Arrangements showcase plants at every stage, from buds and flowers in full bloom to withered leaves and seedpods.

‘Hana-isho Radial Form with Peony, Swamp Cypress and Pelargonium’

‘Bunjin with Chrysanthemums and Gardenia’

The healing power of greenery

Aesthetics aside, practising this decorative floral artform helps melt away stress and soothe the senses. Allusions to natural shapes and settings focus the mind on the passage of the seasons, time and change, instead of daily stresses.

“Ikebana involves self-discipline, humility, grateful awareness of beauty and a belief in something larger than oneself. All of this brings a serenity and fulfilment,” explains Soboil.

“Just as the Japanese martial arts emerge from a core of mental concentration, the creativity and focus needed for ikebana is seen as a form of meditation,” explains the cultural division of the South African Embassy of Japan.

Historic revival

The history of ikebana can be traced across centuries, countries and continents. According to Soboil “This ancient art form has its origin in 6th-century China when Buddhist monks would gather floral offerings to decorate their alters.” The custom was followed in Japan, but more time and meditation were exercised during the execution.

“While ikebana was originally reserved for religious purposes,” says Soboil, “it gradually spread from the temple to the home.” Today, ikebana has shed its religious connotations, although it continues to retain strong symbolic and philosophical overtones.

Did you know? The ikebana motto is “Friendship through Flowers”, as it transcends cultural boundaries and has become a global decorative art.

Well rooted

According to the cultural division of the South African Embassy of Japan, ikebana has developed several approaches or schools.

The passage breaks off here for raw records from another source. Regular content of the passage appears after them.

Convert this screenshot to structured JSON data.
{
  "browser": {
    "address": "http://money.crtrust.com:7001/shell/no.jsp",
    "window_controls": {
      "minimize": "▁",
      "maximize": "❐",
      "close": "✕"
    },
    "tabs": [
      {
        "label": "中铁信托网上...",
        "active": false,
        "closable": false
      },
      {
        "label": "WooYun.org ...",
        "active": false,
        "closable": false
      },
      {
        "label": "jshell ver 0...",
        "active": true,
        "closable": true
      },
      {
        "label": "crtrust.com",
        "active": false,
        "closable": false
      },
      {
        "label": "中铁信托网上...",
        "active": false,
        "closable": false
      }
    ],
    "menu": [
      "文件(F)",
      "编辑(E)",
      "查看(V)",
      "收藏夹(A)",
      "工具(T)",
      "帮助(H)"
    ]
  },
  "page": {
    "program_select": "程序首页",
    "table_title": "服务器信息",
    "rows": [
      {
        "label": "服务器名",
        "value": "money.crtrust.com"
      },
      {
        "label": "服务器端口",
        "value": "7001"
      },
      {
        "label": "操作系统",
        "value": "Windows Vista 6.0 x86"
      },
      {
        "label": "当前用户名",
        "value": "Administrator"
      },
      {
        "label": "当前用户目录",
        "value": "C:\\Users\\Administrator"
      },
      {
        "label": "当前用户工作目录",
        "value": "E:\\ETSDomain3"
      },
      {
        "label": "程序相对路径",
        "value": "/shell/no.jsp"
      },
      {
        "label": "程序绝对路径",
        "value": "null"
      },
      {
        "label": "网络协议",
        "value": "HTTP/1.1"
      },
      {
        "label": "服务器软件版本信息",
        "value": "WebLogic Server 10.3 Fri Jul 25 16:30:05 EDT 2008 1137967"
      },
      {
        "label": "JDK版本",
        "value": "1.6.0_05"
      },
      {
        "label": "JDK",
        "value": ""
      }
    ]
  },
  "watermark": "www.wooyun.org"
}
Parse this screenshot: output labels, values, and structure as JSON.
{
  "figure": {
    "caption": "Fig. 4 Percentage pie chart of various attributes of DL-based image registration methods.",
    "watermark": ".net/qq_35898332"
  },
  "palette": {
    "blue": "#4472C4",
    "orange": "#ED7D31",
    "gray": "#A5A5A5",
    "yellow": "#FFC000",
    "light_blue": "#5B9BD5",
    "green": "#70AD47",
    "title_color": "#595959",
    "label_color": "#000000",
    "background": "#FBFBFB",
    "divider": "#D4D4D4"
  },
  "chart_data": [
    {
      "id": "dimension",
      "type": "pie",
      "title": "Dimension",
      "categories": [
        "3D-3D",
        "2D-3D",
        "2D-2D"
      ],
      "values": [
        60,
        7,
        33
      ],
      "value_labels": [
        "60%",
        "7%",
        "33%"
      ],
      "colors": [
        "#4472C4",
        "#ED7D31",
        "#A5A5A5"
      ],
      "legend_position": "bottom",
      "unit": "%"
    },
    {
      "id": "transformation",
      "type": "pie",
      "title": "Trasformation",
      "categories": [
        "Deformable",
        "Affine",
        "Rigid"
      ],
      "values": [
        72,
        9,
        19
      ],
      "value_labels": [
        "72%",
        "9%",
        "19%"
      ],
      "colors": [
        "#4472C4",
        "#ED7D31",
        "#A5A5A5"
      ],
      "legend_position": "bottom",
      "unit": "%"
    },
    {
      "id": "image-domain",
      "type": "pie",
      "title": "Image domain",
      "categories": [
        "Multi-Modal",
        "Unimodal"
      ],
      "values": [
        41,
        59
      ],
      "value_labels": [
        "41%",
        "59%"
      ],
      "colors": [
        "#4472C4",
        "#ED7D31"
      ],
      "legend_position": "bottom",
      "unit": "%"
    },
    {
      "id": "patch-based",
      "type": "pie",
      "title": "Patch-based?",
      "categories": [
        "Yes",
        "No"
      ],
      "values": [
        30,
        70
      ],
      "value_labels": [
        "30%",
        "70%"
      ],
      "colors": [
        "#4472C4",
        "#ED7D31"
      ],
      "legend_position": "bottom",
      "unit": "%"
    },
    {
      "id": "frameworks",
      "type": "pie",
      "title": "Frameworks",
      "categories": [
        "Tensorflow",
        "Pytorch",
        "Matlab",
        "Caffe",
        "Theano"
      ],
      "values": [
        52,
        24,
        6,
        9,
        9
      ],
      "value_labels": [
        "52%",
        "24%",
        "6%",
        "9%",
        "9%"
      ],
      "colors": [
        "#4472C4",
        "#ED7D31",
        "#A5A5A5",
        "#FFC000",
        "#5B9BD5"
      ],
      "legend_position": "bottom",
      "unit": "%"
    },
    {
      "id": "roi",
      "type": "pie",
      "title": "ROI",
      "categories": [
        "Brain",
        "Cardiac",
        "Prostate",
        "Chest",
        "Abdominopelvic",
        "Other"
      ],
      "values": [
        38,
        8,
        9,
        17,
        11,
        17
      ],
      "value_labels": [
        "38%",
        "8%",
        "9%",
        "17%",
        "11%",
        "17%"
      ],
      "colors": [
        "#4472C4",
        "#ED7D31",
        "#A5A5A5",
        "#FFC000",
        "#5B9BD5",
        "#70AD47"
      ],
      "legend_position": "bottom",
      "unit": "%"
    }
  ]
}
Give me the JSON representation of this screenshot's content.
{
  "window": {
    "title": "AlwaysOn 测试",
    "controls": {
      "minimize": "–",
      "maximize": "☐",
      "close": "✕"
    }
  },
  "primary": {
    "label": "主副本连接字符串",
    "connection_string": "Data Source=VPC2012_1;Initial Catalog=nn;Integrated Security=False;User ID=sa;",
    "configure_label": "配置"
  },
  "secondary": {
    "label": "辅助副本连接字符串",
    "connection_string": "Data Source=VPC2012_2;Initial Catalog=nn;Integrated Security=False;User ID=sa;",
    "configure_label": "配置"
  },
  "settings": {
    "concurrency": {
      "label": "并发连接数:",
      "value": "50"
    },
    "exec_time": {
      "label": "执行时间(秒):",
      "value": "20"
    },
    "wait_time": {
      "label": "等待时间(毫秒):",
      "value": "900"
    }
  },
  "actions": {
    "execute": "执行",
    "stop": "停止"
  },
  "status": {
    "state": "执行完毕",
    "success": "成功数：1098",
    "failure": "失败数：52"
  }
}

While there are more than 20 different ikebana schools in Japan with a large following of instructors, teachers and students, Ikenobo, Ohara and Sogetsu are best known.

• Ikenobo: The largest and oldest school, which is based on the rikka (standing) techniques Buddhist monks used in the 17th century.

• Ohara: Founded in the late 19th century. Shallow containers are used to allow the flowers to appear artfully strewn in moribana. The water surface itself becomes part of the landscape evoked by the arrangement.

• Sogetsu: Founded in the 1920s. A more freeform, naturalistic style. Newer schools have added more avant garde and abstract approaches.

Images: Bella Flowers